BLITZER: Richard Quest in Athens for us, we'll see what happens tomorrow, a critically important day. Thanks very much.

Coming up, why NBC is now telling Donald Trump you're fired. And what Trump is telling NBC.

Plus new details about the bloody end of the New York manhunt as a prison guard goes to court today facing charges for his alleged role in the breakout. (COMMERCIAL BREAK)

[17:51:47] BLITZER: Today NBC is joining Univision in telling Donald Trump you're fired. The networks are ending their business ties with Trump, including broadcasts of the Miss Universe and Miss USA beauty pageants which Trump and NBC jointly own. Both networks are blaming Trump's inflammatory comments about Mexico and immigration when he announced he was running for president. But Trump is not backing down.

CNN's Athena Jones is joining us from Chicago where Trump had plenty to say about all of this this afternoon.

Walk us through, Athena, what he said.

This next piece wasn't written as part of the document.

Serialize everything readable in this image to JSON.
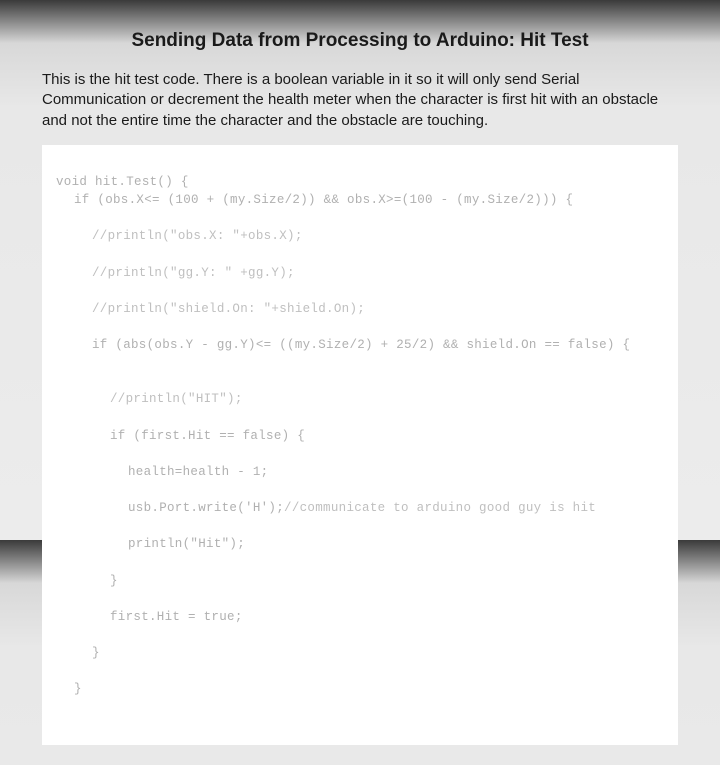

ATHENA JONES, CNN CORRESPONDENT: He did have a lot to say. He did not back down. He really doubled down. But I can tell you, Wolf, Trump's comments have offended a lot of people. There were protesters outside this event today. One of them even had a Donald Trump pinata. And this comes as his party is trying to make inroads with Hispanics, something many see as key to winning the presidency in 2016. But as you mentioned the immediate problem for Trump himself is on the business front.

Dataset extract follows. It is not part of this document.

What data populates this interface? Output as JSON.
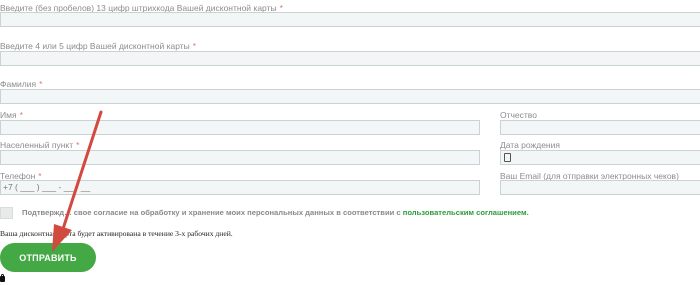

JONES (voice-over): NBC Universal has cut its ties with Donald Trump citing his derogatory statements calling Mexican immigrants rapists, drug dealers and criminals.

TRUMP: Somebody has to come out and tell it like it is.

JONES: The real estate mogul stood by those comments before a packed house in Chicago quoting a report by "Fusion" owned by a Spanish language channel Univision and ABC.

TRUMP: They think it's like Mother Theresa is coming across the border, OK? This one says, 80 percent of Central American women and girls are raped crossing into the United States. Well, I said drug dealers. I said killers. And I said rapists.

JONES: NBC says it will no longer air the Miss USA or Miss Universe pageants, partly owned by Trump, following a similar step by Univision, which also dumped the event. Trump is threatening to sue.

TRUMP: I'll be suing Univision. Maybe I'll be suing NBC, too.

JONES: NBC was facing growing pressure to respond. With more than 200,000 people signing on to a petition on calling on the company to dump Trump. And angry protesters denouncing him outside the Chicago event.

The reality star and now presidential candidate had already planned to give up his hit show "The Apprentice." Amid the controversy, Trump has been surging in the Republican polls. Up to second place in the first primary state of New Hampshire. Oozing confidence in classic Trump style, he touted the latest CNN/WMUR polls.

TRUMP: This is a CNN poll just came out. And they have interesting categories. Who's the best on terrorism? That's a pretty important subject. Trump right at the top. Who's the best on handling international trade? Like not even close, Trump is like almost double anybody else, right? That's incredible.

JONES: As for the man besting him in that poll, former Florida governor Jeb Bush, Trump says he's a nice guy who can't win in 2016.

TRUMP: Believe me, he will never, ever in a million years bring it off.


JONES: Now in a statement issued after the press conference he held here, Trump called NBC weak and said the company is foolish for not understanding the serious illegal immigration problem confronting the U.S.

[17:55:06] He also took a dig at the company for standing behind, quote, "lying Brian Williams," but not behind, quote, "People that tell it like it is, as unpleasant as that may be." So a defiant Trump who sees himself as a truth-teller -- Wolf.

BLITZER: All right, Athena, thanks very much. More on that story coming up later.

Meanwhile, coming up next, the captured fugitive spills details of a dramatic getaway. A prison guard accused of aiding the escape appears in court. And the FBI launching a corruption investigation at the prison including heroin use.